**ABOUT THIS EXERCISE**
From the entries below, copy every line holding the word "Message".

**RECORDS SUPPLIED**
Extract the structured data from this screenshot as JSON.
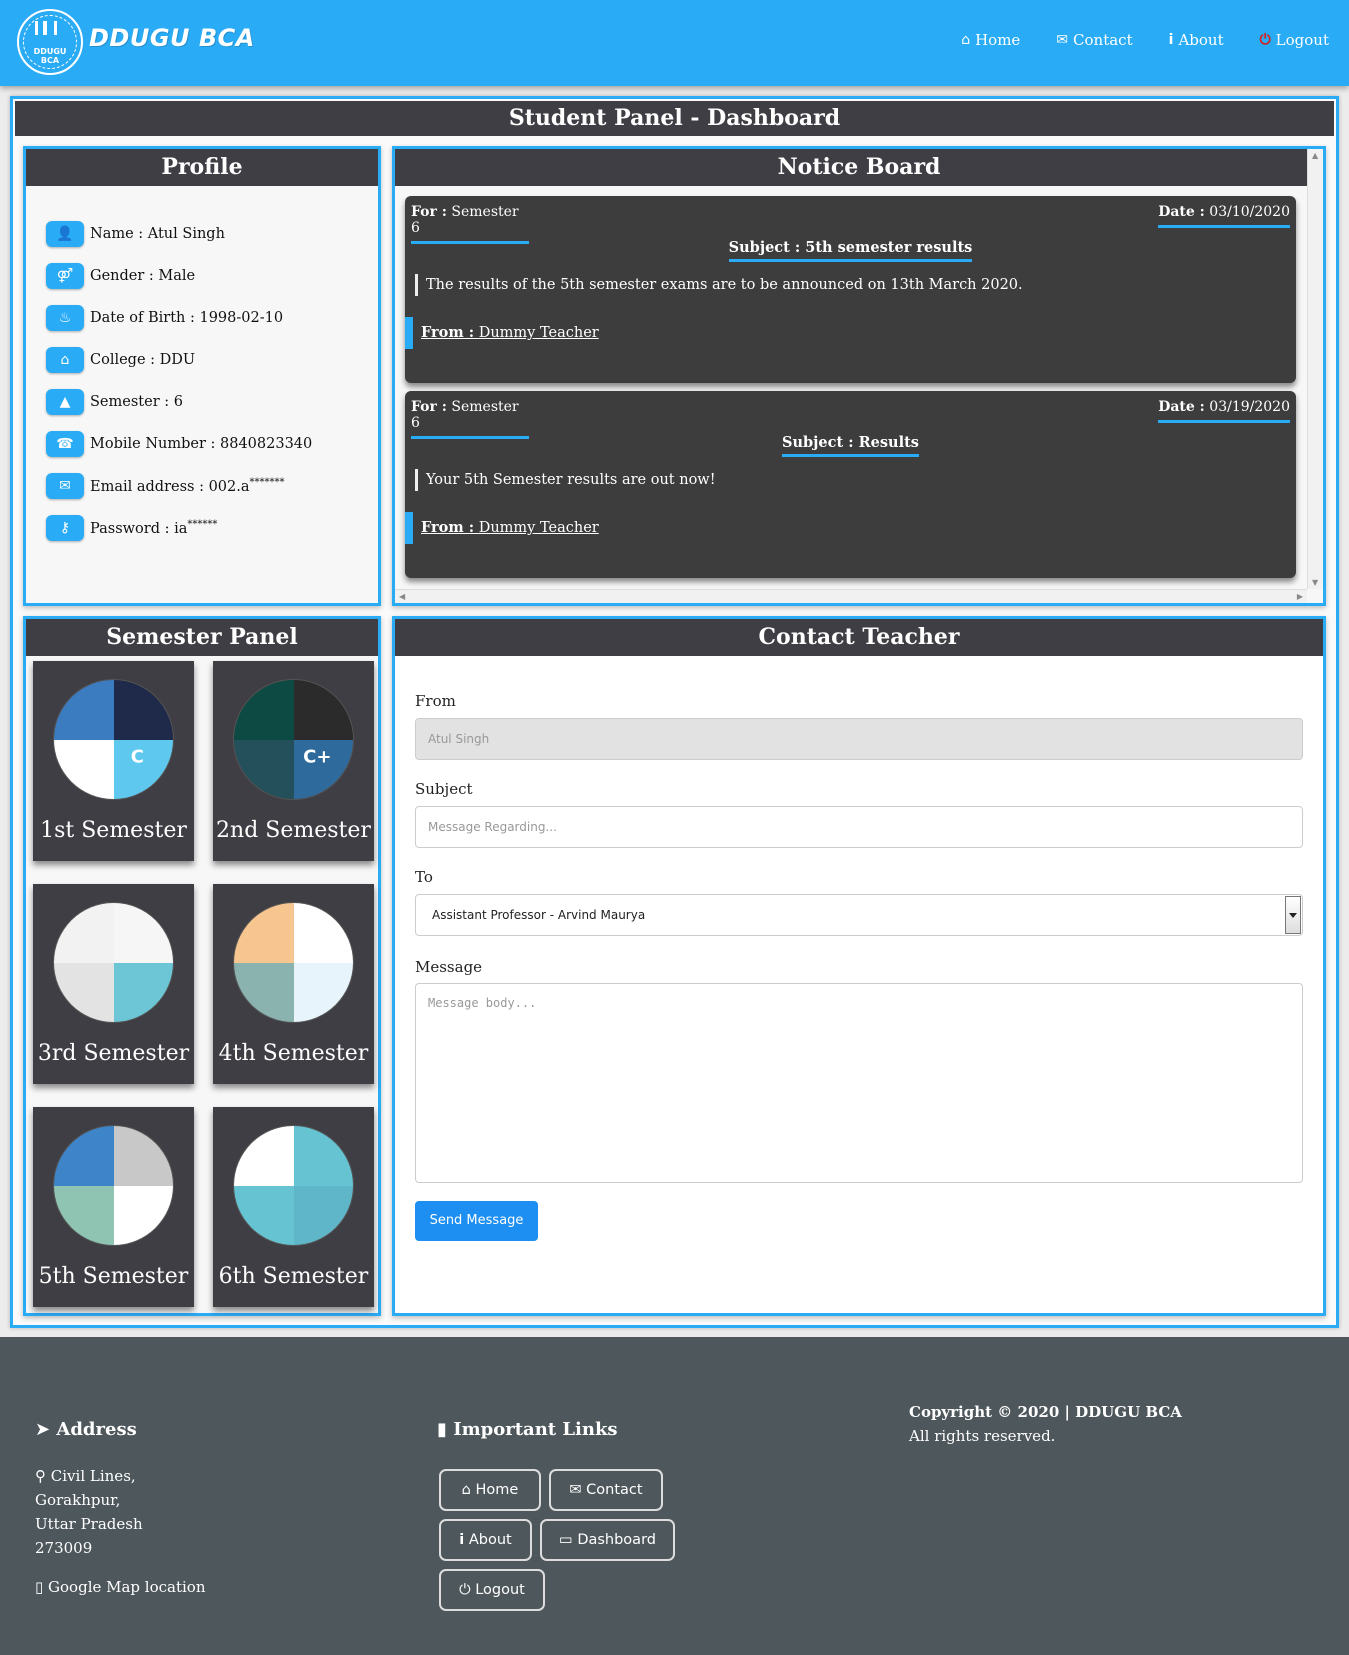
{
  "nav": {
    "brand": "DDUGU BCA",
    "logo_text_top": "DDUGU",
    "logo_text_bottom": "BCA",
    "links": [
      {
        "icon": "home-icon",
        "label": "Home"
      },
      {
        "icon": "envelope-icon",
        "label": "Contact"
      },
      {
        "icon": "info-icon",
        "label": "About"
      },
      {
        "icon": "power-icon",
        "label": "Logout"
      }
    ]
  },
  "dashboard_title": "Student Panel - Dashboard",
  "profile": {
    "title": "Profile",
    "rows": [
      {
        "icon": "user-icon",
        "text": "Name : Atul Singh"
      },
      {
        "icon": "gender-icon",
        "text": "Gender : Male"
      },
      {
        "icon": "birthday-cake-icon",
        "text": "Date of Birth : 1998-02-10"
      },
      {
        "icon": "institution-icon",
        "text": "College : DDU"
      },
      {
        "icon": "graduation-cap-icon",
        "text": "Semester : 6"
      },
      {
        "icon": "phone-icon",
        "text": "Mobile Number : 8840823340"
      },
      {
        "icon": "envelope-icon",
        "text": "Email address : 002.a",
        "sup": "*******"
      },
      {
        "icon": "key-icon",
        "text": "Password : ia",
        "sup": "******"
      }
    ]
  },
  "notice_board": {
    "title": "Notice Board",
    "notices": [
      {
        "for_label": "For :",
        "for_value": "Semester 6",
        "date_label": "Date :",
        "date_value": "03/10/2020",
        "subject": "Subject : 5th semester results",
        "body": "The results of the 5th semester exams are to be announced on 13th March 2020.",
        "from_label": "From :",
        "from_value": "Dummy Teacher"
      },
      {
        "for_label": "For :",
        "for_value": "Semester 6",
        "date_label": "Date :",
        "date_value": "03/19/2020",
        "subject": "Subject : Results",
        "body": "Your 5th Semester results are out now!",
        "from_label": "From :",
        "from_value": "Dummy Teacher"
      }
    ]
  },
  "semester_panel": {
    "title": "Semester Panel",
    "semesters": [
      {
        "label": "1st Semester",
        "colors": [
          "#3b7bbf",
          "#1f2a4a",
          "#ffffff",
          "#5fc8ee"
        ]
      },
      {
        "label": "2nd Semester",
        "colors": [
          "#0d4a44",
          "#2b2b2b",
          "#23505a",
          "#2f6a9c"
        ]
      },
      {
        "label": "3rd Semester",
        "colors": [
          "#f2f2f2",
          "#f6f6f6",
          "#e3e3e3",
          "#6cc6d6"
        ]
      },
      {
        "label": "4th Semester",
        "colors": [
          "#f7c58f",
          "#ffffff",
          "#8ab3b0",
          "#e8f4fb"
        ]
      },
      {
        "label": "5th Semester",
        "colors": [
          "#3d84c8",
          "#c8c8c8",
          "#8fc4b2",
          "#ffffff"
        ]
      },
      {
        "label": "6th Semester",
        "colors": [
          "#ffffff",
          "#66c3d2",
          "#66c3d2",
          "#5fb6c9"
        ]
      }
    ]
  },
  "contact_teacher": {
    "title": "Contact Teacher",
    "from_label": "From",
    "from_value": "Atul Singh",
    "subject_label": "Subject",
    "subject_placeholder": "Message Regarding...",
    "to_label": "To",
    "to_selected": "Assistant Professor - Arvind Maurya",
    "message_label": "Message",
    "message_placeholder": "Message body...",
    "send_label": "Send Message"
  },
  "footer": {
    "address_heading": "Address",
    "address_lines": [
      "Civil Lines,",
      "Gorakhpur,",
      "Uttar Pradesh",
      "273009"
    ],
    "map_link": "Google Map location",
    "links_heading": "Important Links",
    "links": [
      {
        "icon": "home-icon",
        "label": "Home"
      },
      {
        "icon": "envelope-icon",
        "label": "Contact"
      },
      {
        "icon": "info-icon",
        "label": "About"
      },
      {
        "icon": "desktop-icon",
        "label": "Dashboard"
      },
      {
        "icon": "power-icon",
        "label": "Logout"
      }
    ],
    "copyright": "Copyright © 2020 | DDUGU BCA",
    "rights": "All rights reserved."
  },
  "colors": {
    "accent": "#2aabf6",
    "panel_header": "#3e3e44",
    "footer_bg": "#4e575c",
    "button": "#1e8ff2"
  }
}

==

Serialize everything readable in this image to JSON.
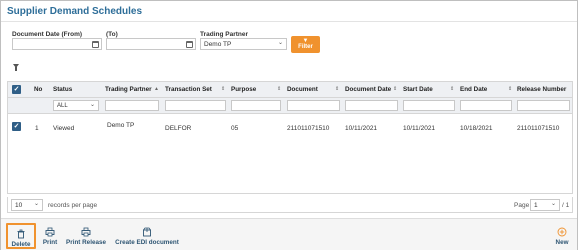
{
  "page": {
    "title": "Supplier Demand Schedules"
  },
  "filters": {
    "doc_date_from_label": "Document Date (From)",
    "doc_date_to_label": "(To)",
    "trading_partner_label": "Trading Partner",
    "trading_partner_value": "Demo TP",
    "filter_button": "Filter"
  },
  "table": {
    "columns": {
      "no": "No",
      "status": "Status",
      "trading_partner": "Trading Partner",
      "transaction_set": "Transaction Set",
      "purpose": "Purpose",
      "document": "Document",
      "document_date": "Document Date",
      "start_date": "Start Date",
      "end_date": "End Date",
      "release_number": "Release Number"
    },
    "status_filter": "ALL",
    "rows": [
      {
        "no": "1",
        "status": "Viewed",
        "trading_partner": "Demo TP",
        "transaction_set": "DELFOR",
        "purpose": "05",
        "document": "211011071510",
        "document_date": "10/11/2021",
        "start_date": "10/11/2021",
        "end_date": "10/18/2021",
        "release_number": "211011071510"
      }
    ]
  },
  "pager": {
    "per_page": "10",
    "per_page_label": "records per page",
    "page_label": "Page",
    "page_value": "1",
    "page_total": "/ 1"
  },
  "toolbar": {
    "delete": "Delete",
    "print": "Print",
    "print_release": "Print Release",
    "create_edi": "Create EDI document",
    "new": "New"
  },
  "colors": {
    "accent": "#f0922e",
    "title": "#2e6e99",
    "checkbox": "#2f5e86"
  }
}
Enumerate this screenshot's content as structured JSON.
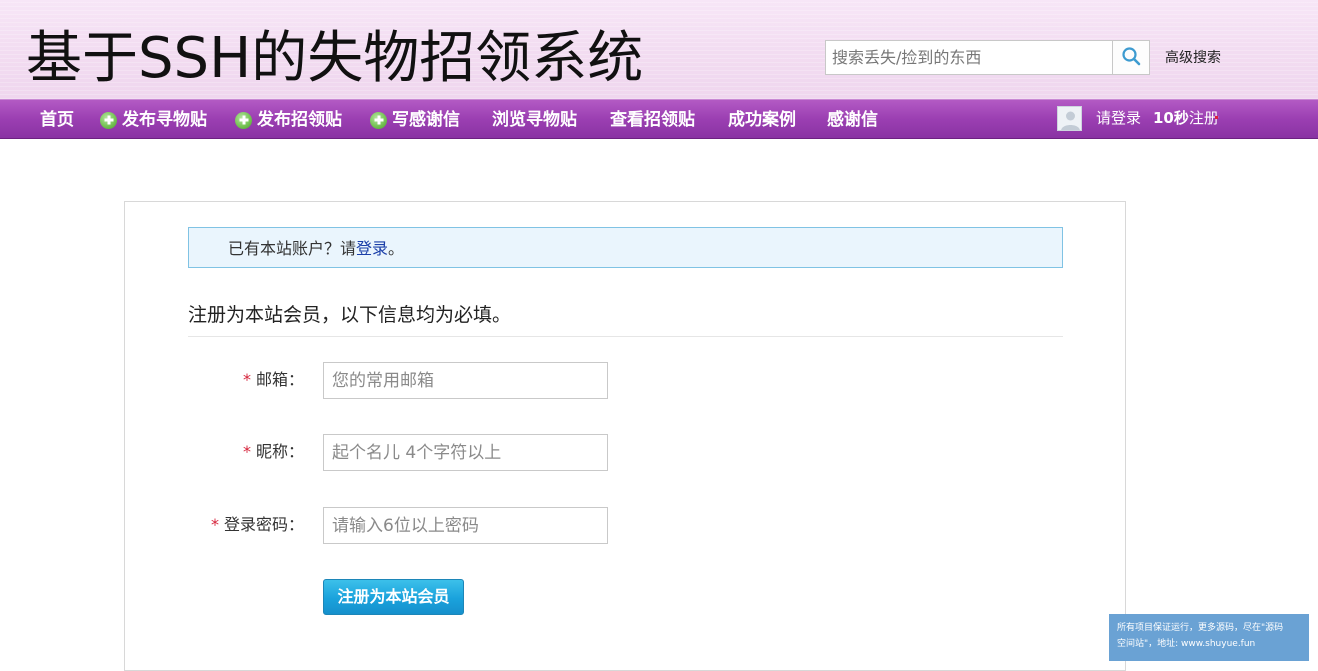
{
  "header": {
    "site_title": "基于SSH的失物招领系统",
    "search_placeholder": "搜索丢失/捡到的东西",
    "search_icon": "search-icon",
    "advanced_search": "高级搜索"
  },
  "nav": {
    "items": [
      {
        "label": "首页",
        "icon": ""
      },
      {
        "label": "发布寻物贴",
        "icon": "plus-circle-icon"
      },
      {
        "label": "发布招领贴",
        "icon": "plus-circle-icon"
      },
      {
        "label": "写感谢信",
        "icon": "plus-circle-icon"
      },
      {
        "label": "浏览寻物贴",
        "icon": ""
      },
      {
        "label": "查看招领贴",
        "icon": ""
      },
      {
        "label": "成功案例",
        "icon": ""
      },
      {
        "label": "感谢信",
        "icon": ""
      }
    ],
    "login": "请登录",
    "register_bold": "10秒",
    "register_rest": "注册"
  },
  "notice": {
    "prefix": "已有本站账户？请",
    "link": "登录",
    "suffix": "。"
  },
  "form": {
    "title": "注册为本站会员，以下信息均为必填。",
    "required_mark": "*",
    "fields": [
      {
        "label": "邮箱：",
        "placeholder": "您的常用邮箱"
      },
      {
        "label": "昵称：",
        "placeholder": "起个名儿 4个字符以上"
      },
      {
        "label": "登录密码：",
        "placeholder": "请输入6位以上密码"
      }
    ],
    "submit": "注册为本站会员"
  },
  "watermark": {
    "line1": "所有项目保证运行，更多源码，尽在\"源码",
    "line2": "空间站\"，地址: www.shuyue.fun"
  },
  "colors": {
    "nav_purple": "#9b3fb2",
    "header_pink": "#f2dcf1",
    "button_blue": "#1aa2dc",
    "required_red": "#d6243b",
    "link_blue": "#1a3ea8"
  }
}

**THE ANSWER**
    "subject_placeholder": "Message Regarding...",
    "message_label": "Message",
    "message_placeholder": "Message body...",
    "send_label": "Send Message"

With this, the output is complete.